Not to be outdone was his leading ally in the region, the Turkish autocrat Recep Tayyip Erdoğan, one of the two “founding fathers” of the UNAOC, which he launched with Zapatero in Madrid in 2005. On that occasion, after telling his hearers that “we should act with the motto ‘we love the created, for the Creator’s sake’ and render peace, tolerance, love and respect available for all,” he went on to declare that it was now “generally accepted” that as “the only country which is a member of both the Organization for Islamic Conference and NATO,” and a candidate for the European Union, “Turkey represents the best panacea against ‘clash of civilizations’ theories.” Its entry into the European Union would therefore “significantly enhance the Alliance of Civilizations.”
Now, in Baku, for all Angela Merkel’s embrace of him, there was less talk of the EU. Lamenting that “malevolent circles commit themselves to inseminating hatred and causing separation,” and deploring “ethnic discrimination,” Erdoğan extolled the values of “tolerance, mutual understanding, and dialogue,” as slaughter of Kurds, torture of prisoners, jailing of reporters and academics, not to speak of traffic with the Islamic State, escalated under his rule. Those who failed to rally to the ideals of the Alliance of Civilizations, as he expounded them, condemned themselves: “Any contrary stance or declaration means support for terrorist organizations.” The punishments meted out after the attempted coup of July 15, 2016 — over 20,000 educators, 2,700 judges, and 9,000 police sacked or suspended, and travel bans imposed on those critical of the government — reveal what lies in store for anyone who refuses to toe the line.
The closing address to the conference came from the Qatari diplomat who now heads the UNAOC. Celebrating the great strides made over the preceding days, he singled out the tremendous contribution of sports, as a means of social inclusion, in furthering the goals of the Alliance. It was an appropriate finale, not only reminding delegates that Qatar would be hosting the next World Cup after gigantic bribes to secure the spectacle, but also that Baku itself would shortly supply the venue for another sporting competition. Formula One just completed its race around the grand boulevards: what could be more inclusive?
Sheltered from the boulevards, the old city, once the seat of the Shirvanshah dynasty, has survived as a lived district rather than a dry husk infested with tourists. It still houses a centuries-old hammam where a good scrubbing can be had for a song.
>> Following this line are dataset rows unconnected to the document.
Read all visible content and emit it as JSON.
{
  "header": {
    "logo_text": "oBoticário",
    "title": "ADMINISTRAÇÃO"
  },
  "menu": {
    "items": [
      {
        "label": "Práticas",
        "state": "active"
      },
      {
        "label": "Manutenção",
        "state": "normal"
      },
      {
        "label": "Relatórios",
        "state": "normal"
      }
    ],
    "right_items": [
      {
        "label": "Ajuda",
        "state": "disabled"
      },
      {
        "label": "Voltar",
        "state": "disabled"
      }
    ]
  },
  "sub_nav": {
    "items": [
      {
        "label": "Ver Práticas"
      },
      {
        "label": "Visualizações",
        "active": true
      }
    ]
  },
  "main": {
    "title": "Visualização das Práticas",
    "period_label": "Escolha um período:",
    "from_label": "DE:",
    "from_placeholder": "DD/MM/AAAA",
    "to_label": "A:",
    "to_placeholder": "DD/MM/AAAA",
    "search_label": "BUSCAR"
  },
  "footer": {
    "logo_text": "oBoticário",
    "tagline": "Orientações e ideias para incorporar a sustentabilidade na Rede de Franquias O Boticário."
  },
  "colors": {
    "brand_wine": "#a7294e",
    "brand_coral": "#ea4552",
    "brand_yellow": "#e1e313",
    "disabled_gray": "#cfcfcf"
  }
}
Those attending this Forum might feel they needed it. Back in 1920, the harrowing journey to Baku would have left the Comintern delegates dirty and road weary. But at least the political air in the city was cleaner.
Kristin Surak is the Richard B. Fisher Member of the Institute for Advanced Study, Princeton and an associate professor of politics at SOAS, University of London who specializes in international migration, nationalism, culture, and political sociology.